Friday, November 7, 2014


Don't ask me why it has taken me so long to see the most obvious evidence. Here is a will abstract that clearly pertains to our research question:

1791, Aug. 25. Taylor, Jerononemus, of Sussex Co.; will of. Wife, Else Catharina, to remain in house and be maintained by son, Henry. Oldest son, Jacob, £225, to be paid by son, Henry. Son, George, place in Mansfield-Woodhouse, Sussex Co., where he now lives. Son, Henry, plantation whereon I now live. Son, William, the mill, in Mansfield-Woodhouse, now in his possession. Grandchild, Catharina Rush, £10. Wife, 2 cows and choice of movables; remainder to be sold and divided among children. Executors — son Jacob, and friend, Jacob Nendling. Witnesses — Samuel Coleman, William Cole, Nicholas Labrourgh. Proved Feb. 25, 1792. Lib. 34, p. 158. 1791, Sept. 27. Inventory, £98.14.3, made by Nicholas Labrourgh and William Cole. File 541S.

So this is rather amazing! This abstract helps us to account for several names in the 1793 tax list of Mansfield twp: Henry, Jacob, and William. And who was the grandchild, Catherine Rush? So many good questions!
  • First, there's the name Jerononemus. I'm inclined to think the name spelling was more like Jeronemus, which seems to have Dutch origins.
  • Next, there's the son named Henry. Given the group of names in Mansfield in the 1793 tax list, it's reasonable to think that the Henry in 1793 Mansfield was the son of Jerononemus. But was Mansfield-Henry the same Henry Taylor who served in the NJ Militia and subsequently moved to Brookfield, Ohio? If he is, then according to his own deposition, he was born in Bucks County, PA, which is where Jerononemus and Else Catharina must also have resided at one point. And then who was the Henry Taylor in Hardiston in the 1793 tax list? Was Hardiston-Henry the Henry Taylor Jr. who later married Elizabeth Oliver in 1801?
  • As for the other sons of Jerononemus:
    • The oldest son, Jacob, is presumably the one who married Mary Bray in 1807. Strangely, however, there are many internet family trees that have Jacob Taylor-husband-of-Mary-Bray born in 1745 (which makes sense) but married and having kids by 1778. Jacob Taylor's marriage to Mary Bray is specifically listed as 15 Feb 1778, but there is no source for that date, nor any explanation why there is Sussex County marriage record for Jacob Taylor and Mary Bray in 1807. It should be noted that Jacob Taylor and Mary Bray are recorded as being the parents of a Jeromus Taylor (1784-1869), which does suggest that this Jacob Taylor could have been the son of Jerononemus.
    • As for George Taylor, another will abstract was located dated 21 Apr 1792 for a George Taylor of Oxford, Sussex, NJ. His administrator was the widow, Anne Taylor. Since there is no George Taylor listed in the 1793 tax lists, I am guessing that George Taylor, son of Jerononemus, died shortly after his father in 1792.
    • Then there's William Taylor, who was already operating the mill in Mansfield. This is probably NOT the William Taylor who married Mary Swallow in Amwell, Hunterdon, NJ in 1768, though to be fair, the dates still do not preclude him from being in Sussex county in 1793. Or was William-son-of-Jerononemus the William Taylor associated with Jacob Shoemaker of Sussex, mentioned in the previous post? That William Taylor had a wife named Mary, and sons named William, George, James S. and Jabez G. as well the daughter Sophia who married Jacob Shoemaker.
Well, as excited as I was to find Jerononemus Taylor, I'm afraid we only have more inconclusive evidence to add to the growing pile. We have lots of clues but so far there is no obvious way these pieces are fitting together....

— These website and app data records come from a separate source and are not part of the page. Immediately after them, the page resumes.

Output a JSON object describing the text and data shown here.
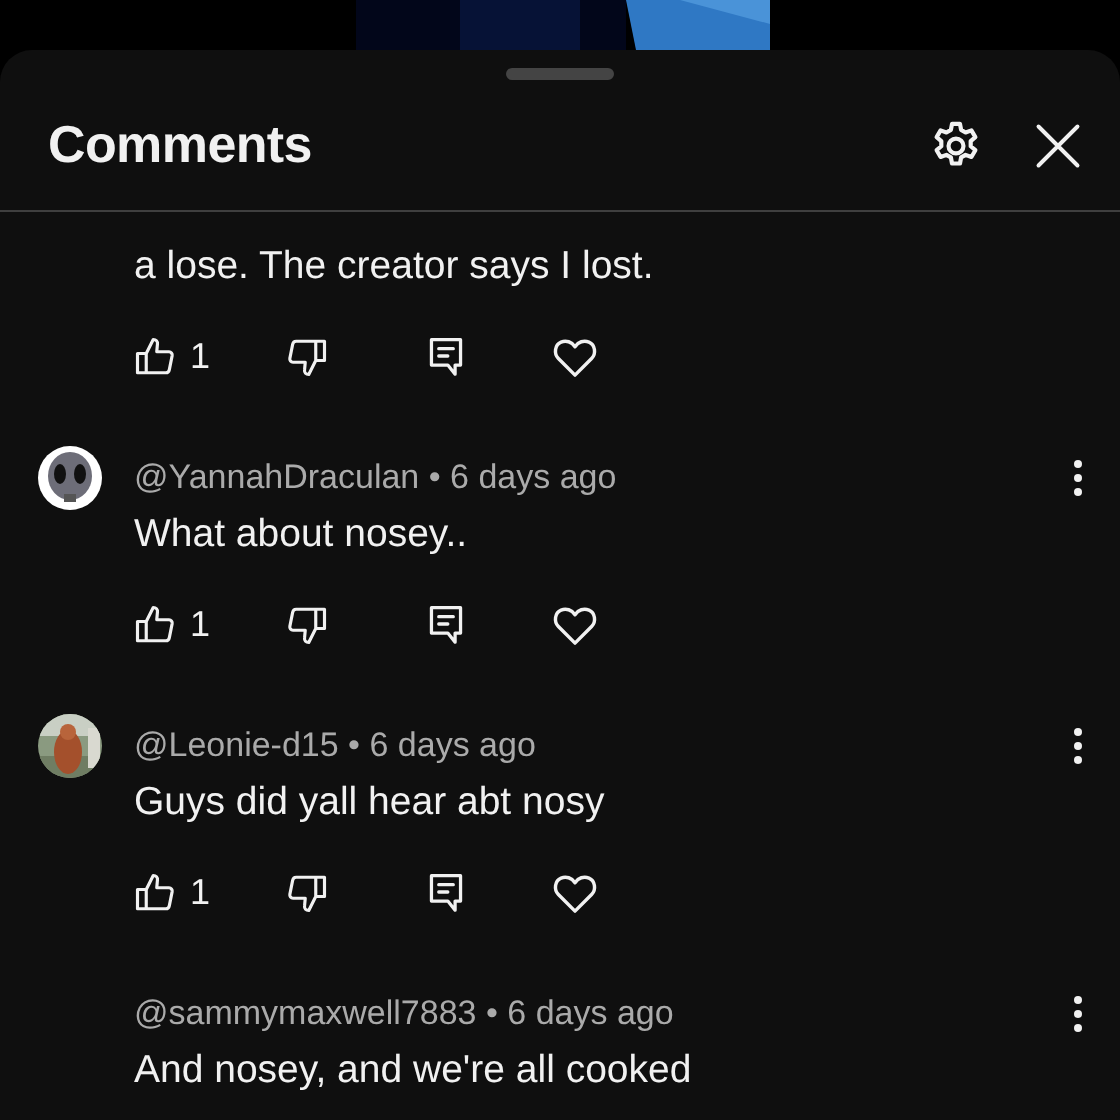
{
  "sheet": {
    "title": "Comments"
  },
  "comments": [
    {
      "text": "a lose. The creator says I lost.",
      "likes": "1"
    },
    {
      "avatar": {
        "kind": "figure"
      },
      "byline": "@YannahDraculan • 6 days ago",
      "text": "What about nosey..",
      "likes": "1"
    },
    {
      "byline": "@Leonie-d15 • 6 days ago",
      "text": "Guys did yall hear abt nosy",
      "likes": "1"
    },
    {
      "byline": "@sammymaxwell7883 • 6 days ago",
      "text": "And nosey, and we're all cooked"
    }
  ]
}
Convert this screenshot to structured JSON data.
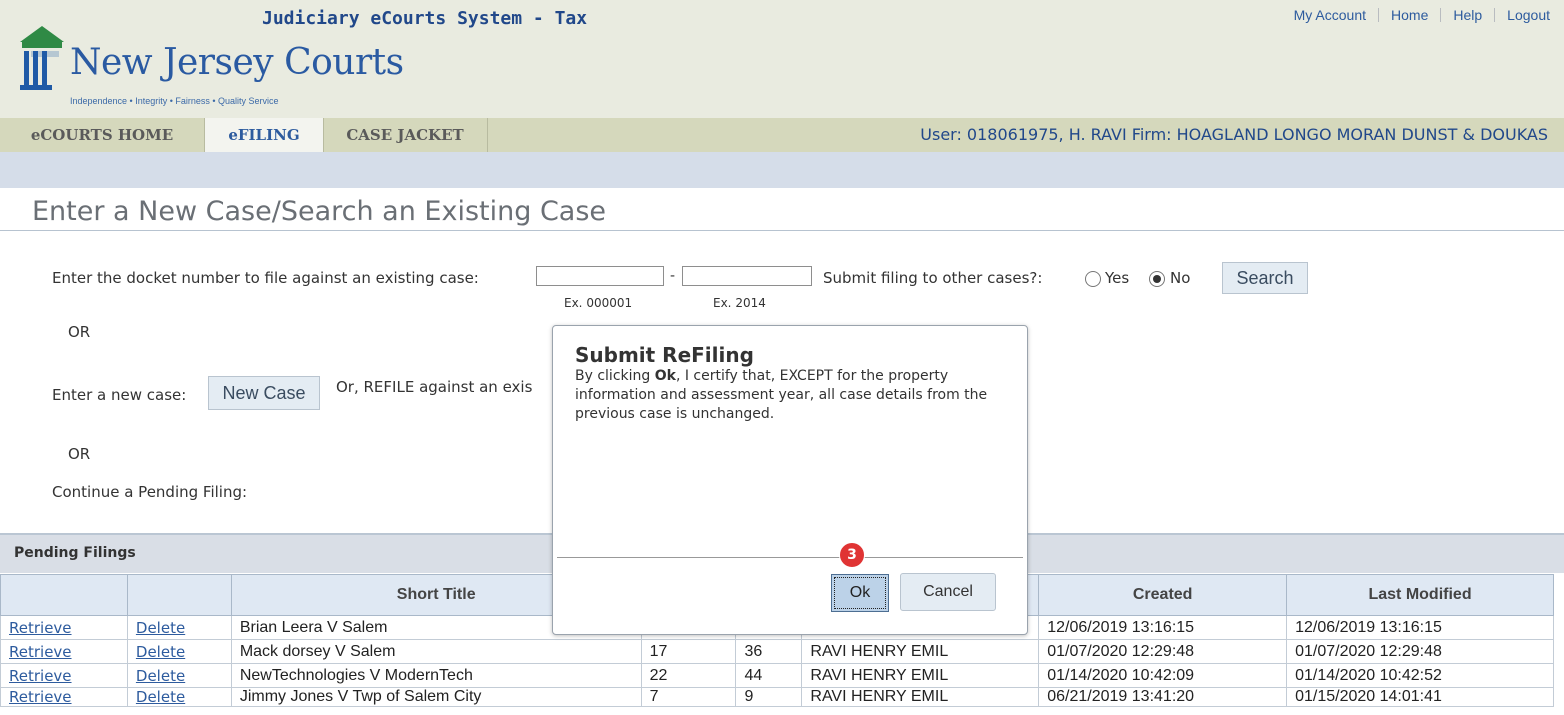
{
  "header": {
    "system_title": "Judiciary eCourts System - Tax",
    "logo_text": "New Jersey Courts",
    "logo_tagline": "Independence • Integrity • Fairness • Quality Service",
    "links": [
      "My Account",
      "Home",
      "Help",
      "Logout"
    ],
    "user_line": "User: 018061975, H. RAVI  Firm: HOAGLAND LONGO MORAN DUNST & DOUKAS"
  },
  "tabs": [
    "eCOURTS HOME",
    "eFILING",
    "CASE JACKET"
  ],
  "active_tab": "eFILING",
  "page_title": "Enter a New Case/Search an Existing Case",
  "form": {
    "docket_label": "Enter the docket number to file against an existing case:",
    "docket_value_1": "",
    "docket_dash": "-",
    "docket_value_2": "",
    "example_1": "Ex. 000001",
    "example_2": "Ex. 2014",
    "other_cases_label": "Submit filing to other cases?:",
    "radio_yes": "Yes",
    "radio_no": "No",
    "selected_radio": "No",
    "search_button": "Search",
    "or_1": "OR",
    "new_case_label": "Enter a new case:",
    "new_case_button": "New Case",
    "refile_label": "Or, REFILE against an exis",
    "or_2": "OR",
    "pending_label": "Continue a Pending Filing:"
  },
  "pending": {
    "title": "Pending Filings",
    "columns": [
      "",
      "",
      "Short Title",
      "",
      "",
      "",
      "Created",
      "Last Modified"
    ],
    "rows": [
      {
        "retrieve": "Retrieve",
        "delete": "Delete",
        "title": "Brian Leera V Salem",
        "c4": "",
        "c5": "",
        "c6": "",
        "created": "12/06/2019 13:16:15",
        "modified": "12/06/2019 13:16:15"
      },
      {
        "retrieve": "Retrieve",
        "delete": "Delete",
        "title": "Mack dorsey V Salem",
        "c4": "17",
        "c5": "36",
        "c6": "RAVI HENRY EMIL",
        "created": "01/07/2020 12:29:48",
        "modified": "01/07/2020 12:29:48"
      },
      {
        "retrieve": "Retrieve",
        "delete": "Delete",
        "title": "NewTechnologies V ModernTech",
        "c4": "22",
        "c5": "44",
        "c6": "RAVI HENRY EMIL",
        "created": "01/14/2020 10:42:09",
        "modified": "01/14/2020 10:42:52"
      },
      {
        "retrieve": "Retrieve",
        "delete": "Delete",
        "title": "Jimmy Jones V Twp of Salem City",
        "c4": "7",
        "c5": "9",
        "c6": "RAVI HENRY EMIL",
        "created": "06/21/2019 13:41:20",
        "modified": "01/15/2020 14:01:41"
      }
    ]
  },
  "dialog": {
    "title": "Submit ReFiling",
    "body_prefix": "By clicking ",
    "body_bold": "Ok",
    "body_suffix": ", I certify that, EXCEPT for the property information and assessment year, all case details from the previous case is unchanged.",
    "step_badge": "3",
    "ok_button": "Ok",
    "cancel_button": "Cancel"
  },
  "colors": {
    "header_bg": "#e9ebe0",
    "tab_bar": "#d5d8bc",
    "link_blue": "#2d5b9e",
    "badge_red": "#e03434"
  }
}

  1. I went to look up the actual will for Jeronemus (most likely the closer spelling), and found that the executor named in the abstract, Jacob Nendling, is actually Jacob Wandling. This name also had Dutch origins, I believe, and is connected to my family tree on the MANN branch.

  2. Who is Nicholas Labrough? He is a witness to this will and also did the inventory. This name also appears as witness to the will of Christian Snyder, who died in Oxford, Sussex, NJ in 1797. This Snyder family is of possible interest because: a) Andrew Grotz, also in my direct family line, was a witness, and, as mentioned in another post, the Taylor name could originally have been Snyder (or similar spelling) if the family was German.

    The Snyder will does not mention a daughter named Barbara, but there are some interesting potential connections to my family popping up!